Between November 2006, when the Deputy Health Minister condemned ‘AIDS denialism, at the highest levels’, and August 2007, when she was fired by President Mbeki, South Africa's AIDS policy went through a ‘Prague Spring’. Relations with civil society were repaired, SANAC was restructured and the new National Strategic Plan injected new hope and energy into those working on the frontline against AIDS. However, as of August 2007, the Department of Health lacks effective leadership on AIDS, and it is unclear how effective SANAC will be able to be in this new context.
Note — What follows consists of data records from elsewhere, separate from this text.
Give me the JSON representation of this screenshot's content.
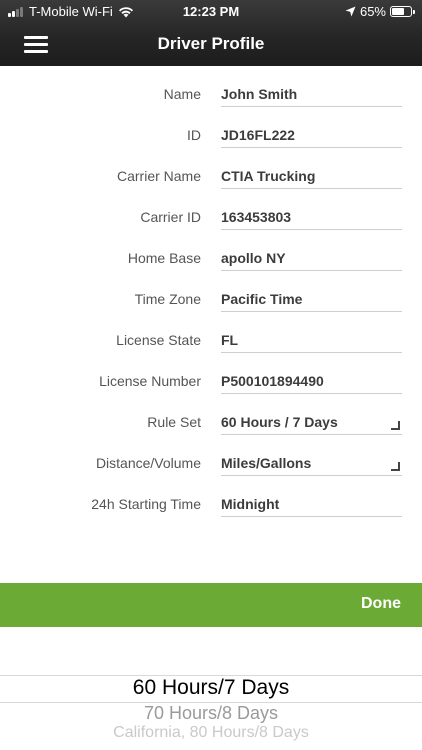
{
  "status_bar": {
    "carrier": "T-Mobile Wi-Fi",
    "time": "12:23 PM",
    "battery_percent": "65%",
    "battery_level": 0.65,
    "signal_bars_filled": 2,
    "signal_bars_total": 4
  },
  "nav": {
    "title": "Driver Profile",
    "menu_icon": "hamburger-menu-icon"
  },
  "profile": {
    "fields": [
      {
        "label": "Name",
        "value": "John Smith"
      },
      {
        "label": "ID",
        "value": "JD16FL222"
      },
      {
        "label": "Carrier Name",
        "value": "CTIA Trucking"
      },
      {
        "label": "Carrier ID",
        "value": "163453803"
      },
      {
        "label": "Home Base",
        "value": "apollo NY"
      },
      {
        "label": "Time Zone",
        "value": "Pacific Time"
      },
      {
        "label": "License State",
        "value": "FL"
      },
      {
        "label": "License Number",
        "value": "P500101894490"
      },
      {
        "label": "Rule Set",
        "value": "60 Hours / 7 Days",
        "dropdown_icon": "dropdown-corner-icon"
      },
      {
        "label": "Distance/Volume",
        "value": "Miles/Gallons",
        "dropdown_icon": "dropdown-corner-icon"
      },
      {
        "label": "24h Starting Time",
        "value": "Midnight"
      }
    ]
  },
  "done": {
    "label": "Done"
  },
  "picker": {
    "options": [
      "60 Hours/7 Days",
      "70 Hours/8 Days",
      "California, 80 Hours/8 Days"
    ],
    "selected_index": 0
  },
  "colors": {
    "header_bg": "#262626",
    "accent_green": "#6aaa35",
    "label_text": "#555555",
    "value_text": "#3c3c3c"
  }
}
As yet, no moves have been made to regulate the burgeoning trade in untested medicines. Of particular concern is Mbeki's ‘Presidential Project on African Traditional Medicine’, tasked with verifying ‘herbal mixtures’ prepared by African traditional healers which ‘seem to have dramatic curative effects’ and establishing an ‘African Pharmaceutical Industry second to none in the world’.93 Given that the leader of the task team, Vilakazi, has been implicated in the ‘Ubhejane’ scandal, the scientific credentials of this team are highly questionable (as noted by the then Deputy Health Minister Madlala-Routledge in an interview which no doubt earned her the displeasure of Mbeki).94
The role of traditional and alternative medicine is now an important front in the ongoing fight for effective AIDS treatment – and one which has seen an unholy alliance between the Rath Health Foundation and some traditional healers. The Traditional Healers Organization has sided with the Rath Health Foundation in its legal battles with the TAC and there have been several marches by traditional healers in support of Tshabalala-Msimang.
The key reason for this mobilization of traditional healers is the institutional uncertainty that remains regarding the regulation of alternative and traditional medicine. The Health Minister has noted on several occasions that the Ministry was drawing up guidelines for regulating such products, but none have yet come to any concrete fruition. All products claiming to have medicinal properties thus continue to fall under the ambit of the MCC, but in a context in which Tshabalala-Msimang and her Director General have persistently failed to act on complaints that Rath and the purveyors of ‘Ubhejene’ were breaking the law. As Madlala-Routledge recognizes, uncertainty over the role of traditional medicine continues to sow confusion and undermine the scientific approach to AIDS treatment.
Bringing this situation under control will require more than ideological battle – it will require real institutional reform within the Department of Health. It requires a new Health Minister and strong support from Cabinet to repair Mbeki's most pernicious legacy: the erosion of the scientific regulation of medicine in South Africa. It also requires a new Health Minister who has the competence to manage the Department of Health (recent allegations about Tshabalala's alcoholism and theft conviction in Botswana have raised further doubts about her competence to run a national department).95 There is an urgent need for new leadership to mobilize South Africa's scarce resources effectively and efficiently in the long hard battle against AIDS that still lies ahead.